Please reproduce all the data exactly as written and omit the pictures.

Dataset excerpts:
------------------------------------

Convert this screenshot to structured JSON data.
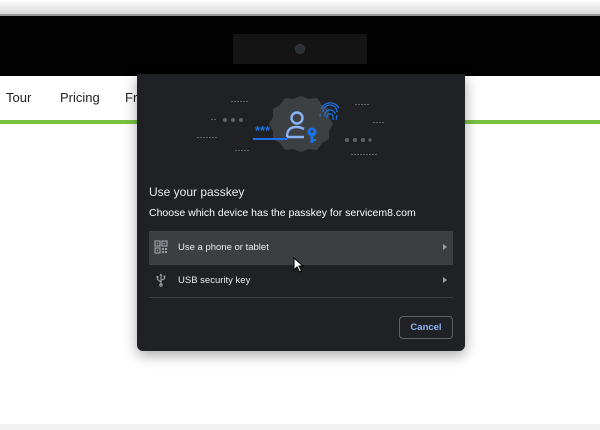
{
  "site_nav": {
    "items": [
      {
        "label": "Tour"
      },
      {
        "label": "Pricing"
      },
      {
        "label": "Fr"
      }
    ],
    "accent_color": "#7ac142"
  },
  "dialog": {
    "title": "Use your passkey",
    "subtitle": "Choose which device has the passkey for servicem8.com",
    "illustration": {
      "password_mask": "***",
      "icons": [
        "passkey-user-key-icon",
        "fingerprint-icon"
      ]
    },
    "options": [
      {
        "label": "Use a phone or tablet",
        "icon": "qr-code-icon",
        "highlighted": true
      },
      {
        "label": "USB security key",
        "icon": "usb-icon",
        "highlighted": false
      }
    ],
    "cancel_label": "Cancel",
    "accent_color": "#8ab4f8"
  }
}
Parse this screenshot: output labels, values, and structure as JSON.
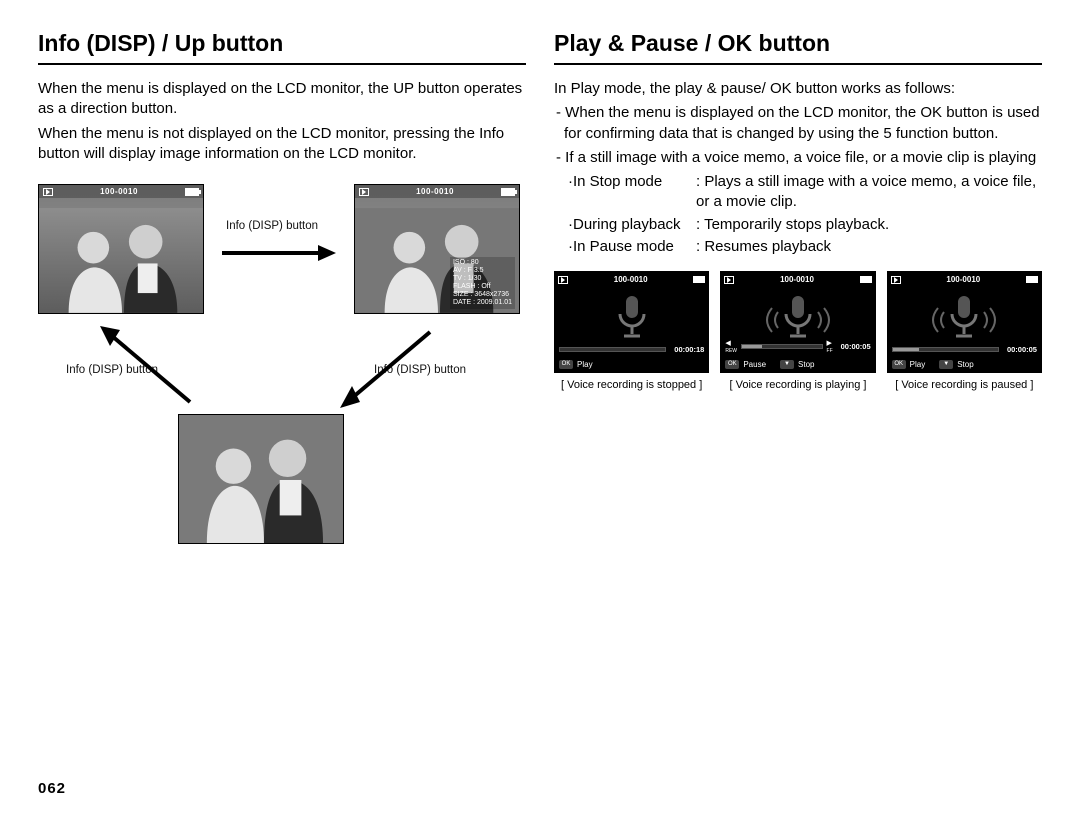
{
  "page_number": "062",
  "left": {
    "title": "Info (DISP) / Up button",
    "para1": "When the menu is displayed on the LCD monitor, the UP button operates as a direction button.",
    "para2": "When the menu is not displayed on the LCD monitor, pressing the Info button will display image information on the LCD monitor.",
    "label_top": "Info (DISP) button",
    "label_left": "Info (DISP) button",
    "label_right": "Info (DISP) button",
    "thumb_counter": "100-0010",
    "info_overlay": {
      "iso": "ISO   : 80",
      "av": "AV    : F 3.5",
      "tv": "TV    : 1/30",
      "flash": "FLASH : Off",
      "size": "SIZE  : 3648x2736",
      "date": "DATE  : 2009.01.01"
    }
  },
  "right": {
    "title": "Play & Pause / OK button",
    "intro": "In Play mode, the play & pause/ OK button works as follows:",
    "bullet1": "- When the menu is displayed on the LCD monitor, the OK button is used for confirming data that is changed by using the 5 function button.",
    "bullet2": "- If a still image with a voice memo, a voice file, or a movie clip is playing",
    "modes": [
      {
        "label": "·In Stop mode",
        "desc": ": Plays a still image with a voice memo, a voice file, or a movie clip."
      },
      {
        "label": "·During playback",
        "desc": ": Temporarily stops playback."
      },
      {
        "label": "·In Pause mode",
        "desc": ": Resumes playback"
      }
    ],
    "shots": [
      {
        "counter": "100-0010",
        "time": "00:00:18",
        "fill_pct": 0,
        "has_seek": false,
        "controls": [
          {
            "key": "OK",
            "label": "Play"
          }
        ],
        "caption": "[ Voice recording is stopped ]",
        "waves": false
      },
      {
        "counter": "100-0010",
        "time": "00:00:05",
        "fill_pct": 25,
        "has_seek": true,
        "controls": [
          {
            "key": "OK",
            "label": "Pause"
          },
          {
            "key": "▼",
            "label": "Stop"
          }
        ],
        "caption": "[ Voice recording is playing ]",
        "waves": true
      },
      {
        "counter": "100-0010",
        "time": "00:00:05",
        "fill_pct": 25,
        "has_seek": false,
        "controls": [
          {
            "key": "OK",
            "label": "Play"
          },
          {
            "key": "▼",
            "label": "Stop"
          }
        ],
        "caption": "[ Voice recording is paused ]",
        "waves": true
      }
    ]
  }
}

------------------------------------

Expected output:
Convert this screenshot to structured JSON data.
{
  "site_nav": {
    "items": [
      {
        "label": "Tour"
      },
      {
        "label": "Pricing"
      },
      {
        "label": "Fr"
      }
    ],
    "accent_color": "#7ac142"
  },
  "dialog": {
    "title": "Use your passkey",
    "subtitle": "Choose which device has the passkey for servicem8.com",
    "illustration": {
      "password_mask": "***",
      "icons": [
        "passkey-user-key-icon",
        "fingerprint-icon"
      ]
    },
    "options": [
      {
        "label": "Use a phone or tablet",
        "icon": "qr-code-icon",
        "highlighted": true
      },
      {
        "label": "USB security key",
        "icon": "usb-icon",
        "highlighted": false
      }
    ],
    "cancel_label": "Cancel",
    "accent_color": "#8ab4f8"
  }
}
Parse this screenshot: output labels, values, and structure as JSON.
{
  "page_number": "062",
  "left": {
    "title": "Info (DISP) / Up button",
    "para1": "When the menu is displayed on the LCD monitor, the UP button operates as a direction button.",
    "para2": "When the menu is not displayed on the LCD monitor, pressing the Info button will display image information on the LCD monitor.",
    "label_top": "Info (DISP) button",
    "label_left": "Info (DISP) button",
    "label_right": "Info (DISP) button",
    "thumb_counter": "100-0010",
    "info_overlay": {
      "iso": "ISO   : 80",
      "av": "AV    : F 3.5",
      "tv": "TV    : 1/30",
      "flash": "FLASH : Off",
      "size": "SIZE  : 3648x2736",
      "date": "DATE  : 2009.01.01"
    }
  },
  "right": {
    "title": "Play & Pause / OK button",
    "intro": "In Play mode, the play & pause/ OK button works as follows:",
    "bullet1": "- When the menu is displayed on the LCD monitor, the OK button is used for confirming data that is changed by using the 5 function button.",
    "bullet2": "- If a still image with a voice memo, a voice file, or a movie clip is playing",
    "modes": [
      {
        "label": "·In Stop mode",
        "desc": ": Plays a still image with a voice memo, a voice file, or a movie clip."
      },
      {
        "label": "·During playback",
        "desc": ": Temporarily stops playback."
      },
      {
        "label": "·In Pause mode",
        "desc": ": Resumes playback"
      }
    ],
    "shots": [
      {
        "counter": "100-0010",
        "time": "00:00:18",
        "fill_pct": 0,
        "has_seek": false,
        "controls": [
          {
            "key": "OK",
            "label": "Play"
          }
        ],
        "caption": "[ Voice recording is stopped ]",
        "waves": false
      },
      {
        "counter": "100-0010",
        "time": "00:00:05",
        "fill_pct": 25,
        "has_seek": true,
        "controls": [
          {
            "key": "OK",
            "label": "Pause"
          },
          {
            "key": "▼",
            "label": "Stop"
          }
        ],
        "caption": "[ Voice recording is playing ]",
        "waves": true
      },
      {
        "counter": "100-0010",
        "time": "00:00:05",
        "fill_pct": 25,
        "has_seek": false,
        "controls": [
          {
            "key": "OK",
            "label": "Play"
          },
          {
            "key": "▼",
            "label": "Stop"
          }
        ],
        "caption": "[ Voice recording is paused ]",
        "waves": true
      }
    ]
  }
}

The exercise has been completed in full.